“People must get on to the technology bandwagon to do business, a lot has changed. Airtime on the phone no longer has as much value as data. Data has taken over – we need to use that data for profit. In the past you could perhaps be recognised for speed-typing, you could get a job and get on in life. But now people who are needed are those who can write apps, people who can code, who can create your WhatsApp, Facebook, Uber apps, that sort of thing,” says Shongwe.
He should know what he is talking about.
In his mid-20s, a multimillionaire, an accomplished businessman, and author of Last Man Standing and a searing visionary, Shongwe has no doubts about where he comes from or where he is going.
“My first job was as a waiter at a Nando’s franchise. Then in 2013 I was a tarpaulin assistant at a mine, driving around in a truck helping with offloading. Two years later I had my own trucks and the next step is to have my own coal mine. Everything is in your mind,” Shongwe says.
His meteoric rise to prosperity from humble beginnings has rested solely on self-belief and seizing the moment, every time.
“I always had a lot of small businesses growing up. From selling sweets in primary school to being a waiter. I also read all of the books that I could get my hands on.
“Finally, when preparation and opportunity met each other I got into forex trading, which I used as a vehicle to fund my other business. It’s all about having goals, a clear plan, action and the knowledge of making money work for you,” he says.
Shongwe now is a forex trader and is the co- founder of Titan Forex Academy, which trains aspiring traders. He also owns a trucking business in Mpumalanga along with several properties, all of which he has achieved in his late teens to early twenties.
Shongwe says the world now turns on the axis of technology and that an entrepreneur wanting to create a global business from the backyard needs to be aware of, and be equipped for, the new stratosphere.
“The 4IR is about unlocking a newer system to the one we had before. The world is influenced by technology now – even growth in business is not attainable without using one or the other technology, whereas before you could run a delivery business between, say, Johannesburg and Durban.
“There are now easier alternatives that would enable you to run a bigger, more efficient and profitable operation from home.

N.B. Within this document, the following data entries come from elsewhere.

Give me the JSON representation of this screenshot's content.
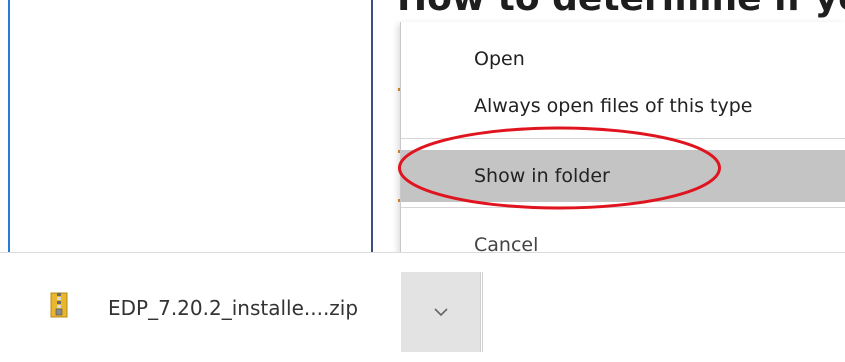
{
  "page": {
    "heading_fragment": "How to determine if you are"
  },
  "context_menu": {
    "items": [
      {
        "label": "Open"
      },
      {
        "label": "Always open files of this type"
      },
      {
        "label": "Show in folder",
        "highlighted": true
      },
      {
        "label": "Cancel"
      }
    ]
  },
  "download_shelf": {
    "file_name": "EDP_7.20.2_installe....zip",
    "file_icon": "zip-archive-icon",
    "menu_icon": "chevron-down-icon"
  },
  "colors": {
    "highlight_ring": "#e0141e",
    "hover_bg": "#c4c4c4",
    "left_edge": "#2b7bd6"
  }
}
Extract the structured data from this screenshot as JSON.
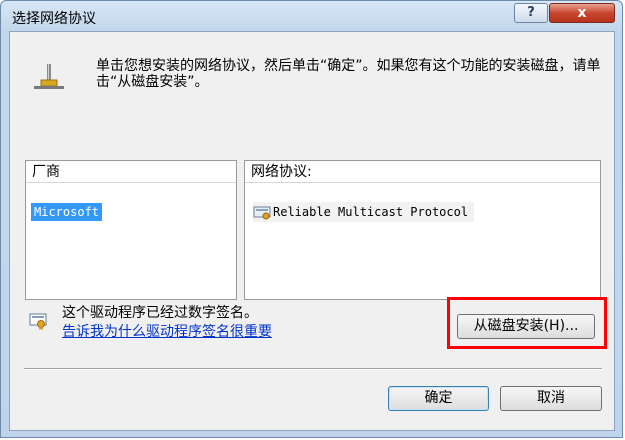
{
  "window": {
    "title": "选择网络协议",
    "help_label": "?",
    "close_label": "x"
  },
  "instruction": "单击您想安装的网络协议，然后单击“确定”。如果您有这个功能的安装磁盘，请单击“从磁盘安装”。",
  "vendors": {
    "header": "厂商",
    "items": [
      "Microsoft"
    ]
  },
  "protocols": {
    "header": "网络协议:",
    "items": [
      "Reliable Multicast Protocol"
    ]
  },
  "signature": {
    "text": "这个驱动程序已经过数字签名。",
    "link": "告诉我为什么驱动程序签名很重要"
  },
  "buttons": {
    "have_disk": "从磁盘安装(H)...",
    "ok": "确定",
    "cancel": "取消"
  },
  "colors": {
    "selection": "#3399ff",
    "highlight": "#ff0000",
    "link": "#0033cc"
  }
}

“Big companies are investing in artificial intelligence (AI), while we are still concerned about formal education. You will work in a bank for 10 to 15 years and then a robot will come onto the scene and it is curtains for you.”
He says South Africa needs spiritual entrepreneurship to be able to operate in a market where you are not known.

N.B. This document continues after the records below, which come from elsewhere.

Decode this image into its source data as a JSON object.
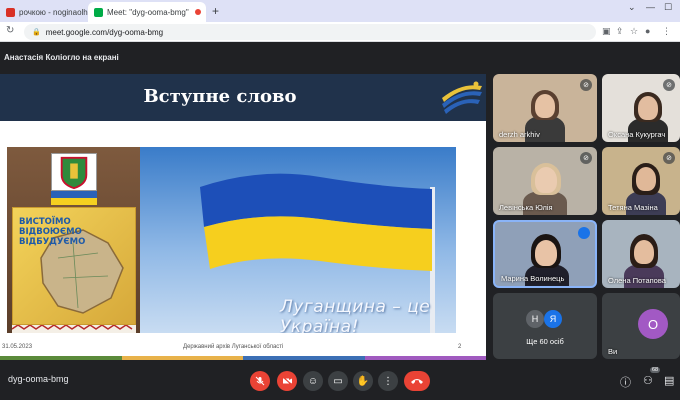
{
  "browser": {
    "tabs": [
      {
        "title": "рочкою - noginaolha@gm",
        "favicon_color": "#d93025"
      },
      {
        "title": "Meet: \"dyg-ooma-bmg\"",
        "favicon_color": "#00ac47"
      }
    ],
    "new_tab_icon": "plus-icon",
    "address": "meet.google.com/dyg-ooma-bmg"
  },
  "presenter_label": "Анастасія Коліогло на екрані",
  "slide": {
    "title": "Вступне слово",
    "poster_motto": [
      "ВИСТОЇМО",
      "ВІДВОЮЄМО",
      "ВІДБУДУЄМО"
    ],
    "flag_caption": "Луганщина – це Україна!",
    "footer_date": "31.05.2023",
    "footer_center": "Державний архів Луганської області",
    "footer_page": "2",
    "stripe_colors": [
      "#5b8a3a",
      "#e8b24a",
      "#3c6fb5",
      "#a05abf"
    ]
  },
  "participants": [
    {
      "name": "derzh arkhiv",
      "muted": true
    },
    {
      "name": "Оксана Кукургач",
      "muted": true
    },
    {
      "name": "Левінська Юлія",
      "muted": true
    },
    {
      "name": "Тетяна Мазіна",
      "muted": false
    },
    {
      "name": "Марина Волинець",
      "muted": false,
      "speaking": true
    },
    {
      "name": "Олена Потапова",
      "muted": false
    },
    {
      "name": "Ще 60 осіб",
      "avatars": [
        "Н",
        "Я"
      ],
      "muted": false
    },
    {
      "name": "Ви",
      "avatar": "О",
      "muted": false
    }
  ],
  "bottom_bar": {
    "meeting_code": "dyg-ooma-bmg",
    "participant_count": "68"
  },
  "colors": {
    "meet_bg": "#202124",
    "control_red": "#ea4335",
    "control_grey": "#3c4043",
    "slide_header": "#20324b",
    "speaking_blue": "#1a73e8"
  }
}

“Look at Uber as an example – the founders are in San Francisco in the US, and yet their business is all over the world. Out problem as black South African entrepreneurs is fear. We should not be comfortable with being uncomfortable, people must take risks to learn to grow.”
Shongwe sees a future where money will lose its value in terms of importance, with the currency being creativity, hence he says he is pained by the government and legislative environment, which is not helping black youth to reach for and stretch their potential.
“There is too much emphasis in this country on having the right licence and the right capital to do business. You want to start a small business lending out money and you are required to comply with the Financial Services Board requirements and have a reserve of R5 million!
“You need to meet a raft of requirements to run a funeral parlour. Our government still has a stronger hand in directing people to employment rather than to doing business. His advice to potential entrepreneurs is to dream as big as they like, work hard and not be confined in their thinking. He cautions to start small and grow organically.
“It is only the grave that you start from the top – for everything else you need to start carefully from the bottom.”